Today, we have learned that teams of Mumbai-style attackers have entered the United States. Intelligence sources indicate their targets include rail stations and sporting event stadiums. We are also told the attack will take place within two weeks. Do you know what to do? Most people don’t, and that’s the problem. We lack the knowledge.
The notion of “resilience” is a core principle in the United States National Security Strategy. A few people seem to know something about “resilience,” yet the term continues to serve as a post-9/11, Katrina disaster, and underwear-bomb threat metaphor, lacking purpose, clarity, or defined outcomes. Other societies with years of terrorism experience have become more resilient to the risk of terror attacks. Is there a best practice to be implemented here? What is resilience and is community resilience to terrorism achievable?
Until the public gets some answers, we wait.
Resilience is a process that leads to adaptation, thereby reducing the time to return to “normal.” In the context of homeland security, it is synonymous with knowledge. Regrettably, the term continues to be characteristically associated with response and recovery activities addressing infrastructure, economic consequences and continuity of business in the realm of natural disasters. Traditional engineering and economic-centric definitions, although supportive of those disciplines, lack critical counter-terrorism proactive qualities necessary to influence TDM – Terrorist Decision Making™ processes associated with pre-attack planning.

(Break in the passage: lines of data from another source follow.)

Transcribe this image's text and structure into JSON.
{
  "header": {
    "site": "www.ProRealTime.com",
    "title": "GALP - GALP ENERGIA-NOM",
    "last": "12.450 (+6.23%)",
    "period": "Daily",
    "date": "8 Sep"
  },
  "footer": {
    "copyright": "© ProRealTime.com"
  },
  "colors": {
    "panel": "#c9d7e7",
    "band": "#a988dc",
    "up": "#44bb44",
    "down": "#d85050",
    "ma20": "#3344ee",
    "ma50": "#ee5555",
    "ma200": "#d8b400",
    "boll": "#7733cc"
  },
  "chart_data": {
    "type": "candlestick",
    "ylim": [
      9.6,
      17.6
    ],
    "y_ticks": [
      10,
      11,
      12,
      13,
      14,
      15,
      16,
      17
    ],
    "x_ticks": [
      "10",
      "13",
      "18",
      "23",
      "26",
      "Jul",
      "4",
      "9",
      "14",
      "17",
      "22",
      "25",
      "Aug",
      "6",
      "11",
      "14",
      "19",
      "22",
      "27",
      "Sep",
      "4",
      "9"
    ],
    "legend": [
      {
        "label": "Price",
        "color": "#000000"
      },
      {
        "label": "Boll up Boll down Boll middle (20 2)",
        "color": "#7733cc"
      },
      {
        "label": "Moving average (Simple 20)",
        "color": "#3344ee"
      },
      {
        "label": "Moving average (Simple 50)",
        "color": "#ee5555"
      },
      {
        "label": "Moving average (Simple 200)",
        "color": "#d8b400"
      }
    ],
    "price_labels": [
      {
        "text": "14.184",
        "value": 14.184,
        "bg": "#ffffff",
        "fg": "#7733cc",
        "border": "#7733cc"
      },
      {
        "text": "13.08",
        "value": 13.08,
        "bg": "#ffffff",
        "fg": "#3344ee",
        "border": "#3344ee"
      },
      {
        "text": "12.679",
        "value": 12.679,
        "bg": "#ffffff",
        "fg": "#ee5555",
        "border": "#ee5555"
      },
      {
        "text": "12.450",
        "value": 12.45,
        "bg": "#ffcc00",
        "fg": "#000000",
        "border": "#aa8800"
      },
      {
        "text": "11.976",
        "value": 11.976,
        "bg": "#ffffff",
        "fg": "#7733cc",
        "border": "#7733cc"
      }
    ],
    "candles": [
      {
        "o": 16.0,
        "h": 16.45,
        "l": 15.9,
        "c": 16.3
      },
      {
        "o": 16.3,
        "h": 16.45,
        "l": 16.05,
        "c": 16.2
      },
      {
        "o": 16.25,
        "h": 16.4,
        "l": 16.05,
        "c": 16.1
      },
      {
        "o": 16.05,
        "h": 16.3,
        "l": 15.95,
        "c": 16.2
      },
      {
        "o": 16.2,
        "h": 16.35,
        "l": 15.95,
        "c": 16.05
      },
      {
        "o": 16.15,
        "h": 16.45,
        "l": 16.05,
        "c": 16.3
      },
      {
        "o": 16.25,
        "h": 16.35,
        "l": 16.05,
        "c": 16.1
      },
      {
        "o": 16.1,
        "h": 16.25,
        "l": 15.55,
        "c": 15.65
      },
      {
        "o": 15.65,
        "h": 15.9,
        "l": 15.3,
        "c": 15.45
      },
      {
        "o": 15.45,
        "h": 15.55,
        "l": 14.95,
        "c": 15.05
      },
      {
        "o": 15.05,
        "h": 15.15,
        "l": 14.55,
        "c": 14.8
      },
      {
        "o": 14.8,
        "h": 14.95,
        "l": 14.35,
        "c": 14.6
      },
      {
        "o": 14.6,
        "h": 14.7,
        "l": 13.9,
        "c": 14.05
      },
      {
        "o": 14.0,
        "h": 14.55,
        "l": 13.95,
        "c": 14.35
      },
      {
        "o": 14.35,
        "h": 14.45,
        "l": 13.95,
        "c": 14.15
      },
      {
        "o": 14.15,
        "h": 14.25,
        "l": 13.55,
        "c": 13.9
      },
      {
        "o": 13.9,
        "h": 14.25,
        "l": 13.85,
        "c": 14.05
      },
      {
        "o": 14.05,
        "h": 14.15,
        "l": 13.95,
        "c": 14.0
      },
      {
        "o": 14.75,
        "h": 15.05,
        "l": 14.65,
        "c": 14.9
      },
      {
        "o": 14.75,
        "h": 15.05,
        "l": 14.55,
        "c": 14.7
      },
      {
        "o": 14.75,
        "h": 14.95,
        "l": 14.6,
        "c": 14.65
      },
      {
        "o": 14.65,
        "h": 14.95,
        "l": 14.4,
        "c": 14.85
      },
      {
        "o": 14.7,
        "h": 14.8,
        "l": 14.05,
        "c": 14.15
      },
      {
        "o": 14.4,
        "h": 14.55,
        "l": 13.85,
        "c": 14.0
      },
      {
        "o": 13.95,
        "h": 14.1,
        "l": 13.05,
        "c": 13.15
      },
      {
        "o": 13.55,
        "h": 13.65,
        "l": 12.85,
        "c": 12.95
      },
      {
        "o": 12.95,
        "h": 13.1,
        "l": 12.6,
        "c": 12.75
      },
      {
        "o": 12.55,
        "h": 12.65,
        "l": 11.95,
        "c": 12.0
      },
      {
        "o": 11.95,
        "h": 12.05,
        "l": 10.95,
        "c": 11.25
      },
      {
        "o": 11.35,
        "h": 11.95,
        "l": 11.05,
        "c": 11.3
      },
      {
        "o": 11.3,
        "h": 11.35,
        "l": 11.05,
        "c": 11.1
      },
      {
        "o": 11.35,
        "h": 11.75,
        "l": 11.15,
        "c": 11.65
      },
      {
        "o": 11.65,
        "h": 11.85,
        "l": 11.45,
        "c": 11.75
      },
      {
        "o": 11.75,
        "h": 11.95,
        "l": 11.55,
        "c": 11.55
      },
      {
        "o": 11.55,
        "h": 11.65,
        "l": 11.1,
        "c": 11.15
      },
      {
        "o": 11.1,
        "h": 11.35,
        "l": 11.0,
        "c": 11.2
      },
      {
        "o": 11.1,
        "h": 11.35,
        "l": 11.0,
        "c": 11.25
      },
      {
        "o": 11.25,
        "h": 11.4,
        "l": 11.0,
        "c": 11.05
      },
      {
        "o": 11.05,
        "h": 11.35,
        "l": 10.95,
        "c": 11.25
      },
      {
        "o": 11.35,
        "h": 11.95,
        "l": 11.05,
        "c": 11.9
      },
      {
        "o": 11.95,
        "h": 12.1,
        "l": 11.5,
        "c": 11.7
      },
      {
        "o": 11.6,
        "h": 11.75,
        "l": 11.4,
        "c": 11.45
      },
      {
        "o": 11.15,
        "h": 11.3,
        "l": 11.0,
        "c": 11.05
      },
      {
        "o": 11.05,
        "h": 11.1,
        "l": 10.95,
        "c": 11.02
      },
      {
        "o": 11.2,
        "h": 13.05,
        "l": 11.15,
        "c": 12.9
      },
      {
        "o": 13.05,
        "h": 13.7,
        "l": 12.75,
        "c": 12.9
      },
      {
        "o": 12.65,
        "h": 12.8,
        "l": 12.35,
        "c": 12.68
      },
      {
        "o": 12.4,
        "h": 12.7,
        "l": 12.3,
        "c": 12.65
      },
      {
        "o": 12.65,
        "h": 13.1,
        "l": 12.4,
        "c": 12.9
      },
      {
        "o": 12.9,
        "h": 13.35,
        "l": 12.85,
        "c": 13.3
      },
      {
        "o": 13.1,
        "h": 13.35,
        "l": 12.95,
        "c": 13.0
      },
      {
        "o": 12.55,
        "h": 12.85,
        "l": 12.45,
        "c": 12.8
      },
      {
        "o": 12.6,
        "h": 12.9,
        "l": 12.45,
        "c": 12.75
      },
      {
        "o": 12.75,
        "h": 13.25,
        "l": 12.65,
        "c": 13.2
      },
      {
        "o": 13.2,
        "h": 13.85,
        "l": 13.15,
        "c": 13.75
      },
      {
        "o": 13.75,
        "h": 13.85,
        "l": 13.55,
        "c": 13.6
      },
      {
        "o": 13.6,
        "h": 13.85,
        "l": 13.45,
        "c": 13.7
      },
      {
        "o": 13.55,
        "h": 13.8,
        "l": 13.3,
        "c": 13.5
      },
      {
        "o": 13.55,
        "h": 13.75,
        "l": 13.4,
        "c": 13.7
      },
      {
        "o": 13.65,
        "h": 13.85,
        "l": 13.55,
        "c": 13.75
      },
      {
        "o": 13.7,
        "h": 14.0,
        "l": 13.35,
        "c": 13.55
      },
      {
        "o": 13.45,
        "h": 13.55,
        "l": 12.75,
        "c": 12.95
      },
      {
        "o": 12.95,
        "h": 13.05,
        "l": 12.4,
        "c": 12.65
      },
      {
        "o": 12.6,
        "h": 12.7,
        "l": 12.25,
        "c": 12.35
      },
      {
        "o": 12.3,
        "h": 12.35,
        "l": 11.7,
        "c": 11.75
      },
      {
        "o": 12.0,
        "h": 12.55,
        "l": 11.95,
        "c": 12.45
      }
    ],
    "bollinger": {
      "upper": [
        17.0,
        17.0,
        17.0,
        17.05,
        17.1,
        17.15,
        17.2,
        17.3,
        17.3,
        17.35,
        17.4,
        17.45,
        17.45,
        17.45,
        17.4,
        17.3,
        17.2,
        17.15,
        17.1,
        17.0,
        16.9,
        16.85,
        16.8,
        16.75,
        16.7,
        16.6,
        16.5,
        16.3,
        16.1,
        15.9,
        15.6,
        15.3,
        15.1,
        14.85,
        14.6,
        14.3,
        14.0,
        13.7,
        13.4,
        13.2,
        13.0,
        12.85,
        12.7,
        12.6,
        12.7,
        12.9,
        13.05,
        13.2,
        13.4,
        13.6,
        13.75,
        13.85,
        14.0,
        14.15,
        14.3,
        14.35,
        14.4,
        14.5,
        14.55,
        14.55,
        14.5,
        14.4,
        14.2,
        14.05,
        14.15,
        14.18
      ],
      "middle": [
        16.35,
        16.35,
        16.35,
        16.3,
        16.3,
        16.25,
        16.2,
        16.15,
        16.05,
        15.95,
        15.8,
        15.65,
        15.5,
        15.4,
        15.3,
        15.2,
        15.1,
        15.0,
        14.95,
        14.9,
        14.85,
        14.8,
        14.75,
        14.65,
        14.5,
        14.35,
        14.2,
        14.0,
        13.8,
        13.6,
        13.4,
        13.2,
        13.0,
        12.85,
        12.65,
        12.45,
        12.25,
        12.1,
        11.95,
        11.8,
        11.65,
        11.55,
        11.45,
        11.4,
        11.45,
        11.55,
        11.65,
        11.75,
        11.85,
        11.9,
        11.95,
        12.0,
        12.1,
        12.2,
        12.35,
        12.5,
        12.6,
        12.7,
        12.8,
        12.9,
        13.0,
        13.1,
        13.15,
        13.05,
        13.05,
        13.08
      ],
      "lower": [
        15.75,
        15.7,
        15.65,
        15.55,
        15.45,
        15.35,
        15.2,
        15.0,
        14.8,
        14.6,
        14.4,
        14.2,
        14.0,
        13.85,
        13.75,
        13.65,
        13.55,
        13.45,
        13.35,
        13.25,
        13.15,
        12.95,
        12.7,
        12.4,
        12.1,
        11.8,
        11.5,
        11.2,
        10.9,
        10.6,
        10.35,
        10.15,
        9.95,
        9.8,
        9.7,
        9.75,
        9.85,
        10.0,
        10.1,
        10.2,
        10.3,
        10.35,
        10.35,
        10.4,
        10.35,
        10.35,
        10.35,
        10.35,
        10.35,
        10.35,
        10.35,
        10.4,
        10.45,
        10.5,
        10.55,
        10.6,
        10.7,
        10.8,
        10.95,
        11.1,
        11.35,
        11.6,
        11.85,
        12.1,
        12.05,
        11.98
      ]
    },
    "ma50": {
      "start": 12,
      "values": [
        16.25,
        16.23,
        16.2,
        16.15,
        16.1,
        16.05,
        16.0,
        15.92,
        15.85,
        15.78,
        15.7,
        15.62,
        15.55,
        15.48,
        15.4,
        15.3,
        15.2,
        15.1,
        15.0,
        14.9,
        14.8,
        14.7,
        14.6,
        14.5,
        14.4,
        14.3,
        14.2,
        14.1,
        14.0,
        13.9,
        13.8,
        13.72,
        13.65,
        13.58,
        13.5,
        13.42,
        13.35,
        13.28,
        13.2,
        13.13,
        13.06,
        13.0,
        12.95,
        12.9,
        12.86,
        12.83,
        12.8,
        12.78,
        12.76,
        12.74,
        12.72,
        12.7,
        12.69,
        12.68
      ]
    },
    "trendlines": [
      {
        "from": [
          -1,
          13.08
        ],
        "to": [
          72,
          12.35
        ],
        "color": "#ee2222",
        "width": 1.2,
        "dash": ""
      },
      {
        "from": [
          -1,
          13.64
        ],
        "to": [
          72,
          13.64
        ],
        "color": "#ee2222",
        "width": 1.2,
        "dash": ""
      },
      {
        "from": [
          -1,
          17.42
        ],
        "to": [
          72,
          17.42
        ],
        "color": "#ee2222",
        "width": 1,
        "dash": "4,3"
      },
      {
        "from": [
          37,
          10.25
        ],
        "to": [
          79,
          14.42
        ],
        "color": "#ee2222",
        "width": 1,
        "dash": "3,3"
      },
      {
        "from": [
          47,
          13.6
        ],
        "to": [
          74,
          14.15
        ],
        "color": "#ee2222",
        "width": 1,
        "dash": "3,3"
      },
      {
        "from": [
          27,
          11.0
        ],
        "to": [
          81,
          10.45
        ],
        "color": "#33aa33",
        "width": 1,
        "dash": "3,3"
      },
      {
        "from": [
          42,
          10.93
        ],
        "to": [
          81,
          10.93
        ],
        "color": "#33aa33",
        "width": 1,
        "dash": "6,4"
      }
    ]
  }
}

History has proven that terrorists are “learning” organizations. Recent terror plots have demonstrated their capacity to adapt and adjust to compromise layers of security. This has been particularly true in their focus on the aviation domain, recognizing the potential for significant destruction and widespread panic of a successful attack. Intelligently, terrorist leaders recruit from a diverse collection of academic disciplines to facilitate their own research and development of sophisticated improvised explosive devices, potential attack paths and bomb concealment capabilities.
Unfortunately, in our zeal to protect ourselves from the next attack, the emphasis on technological countermeasures has far outweighed “the human element.” We should learn more about our would-be attackers and move away from homeland security policies that place all of our adversaries into the single, undifferentiated category of “terrorists.” One size fits all strategies are unintelligent and fail to respond to this complex problem.
The way in which terrorism is framed, academically, operationally and in policy terms, has significant implications for how homeland security strategies are developed and applied. Sometimes it appears as if the whole point of being alive has been narrowed down to staying alive. The aforementioned TDM continuum provides an understanding of “why” a target is selected, which is a more valuable piece of information than “how” it may be attacked. Thus, interdisciplinary efforts are central to the development of more holistic notions of security and understanding our enemy.
Resilience should become a national priority instead of a soundbite. Leveraging social networking technologies like Twitter and Facebook through programs that make use of these networks such as the new National Terror Advisory System (which replaces its color-coded predecessor), is one way America could be educated regarding possible threat scenarios on a regular basis, thus creating a national classroom.
The exercise could present mock intelligence via “serious games” (which are meant to teach rather than entertain), presenting hypothetical targets, conceivable security responses and the range of public actions to be considered to enhance the countermeasures. This is not an issue to be clouded by traditional “need-to-know” anxieties. A population empowered by knowledge instead of fear enables a process of building a national resilience posture capable of influencing adversarial behaviors and outcomes. A proactive doctrine places the public on the offensive, forcing attackers to consider the potential for mission failure. It is time to put the plan into action.
Risk should not become an entity in its own right, only minimally subject to human intervention. Implementing a preemptive process requires the recognition that resilience will not occur by itself; it needs to be learned, shared, applied and made an integral part of our overall homeland security strategy. An approach that engenders “integrated resilience” as a national priority – linking intelligence, education, applied research and a common purpose – allows America to pursue interdisciplinary solutions. Resilience is a two-way street. It is time for the concept and our efforts to share the same road.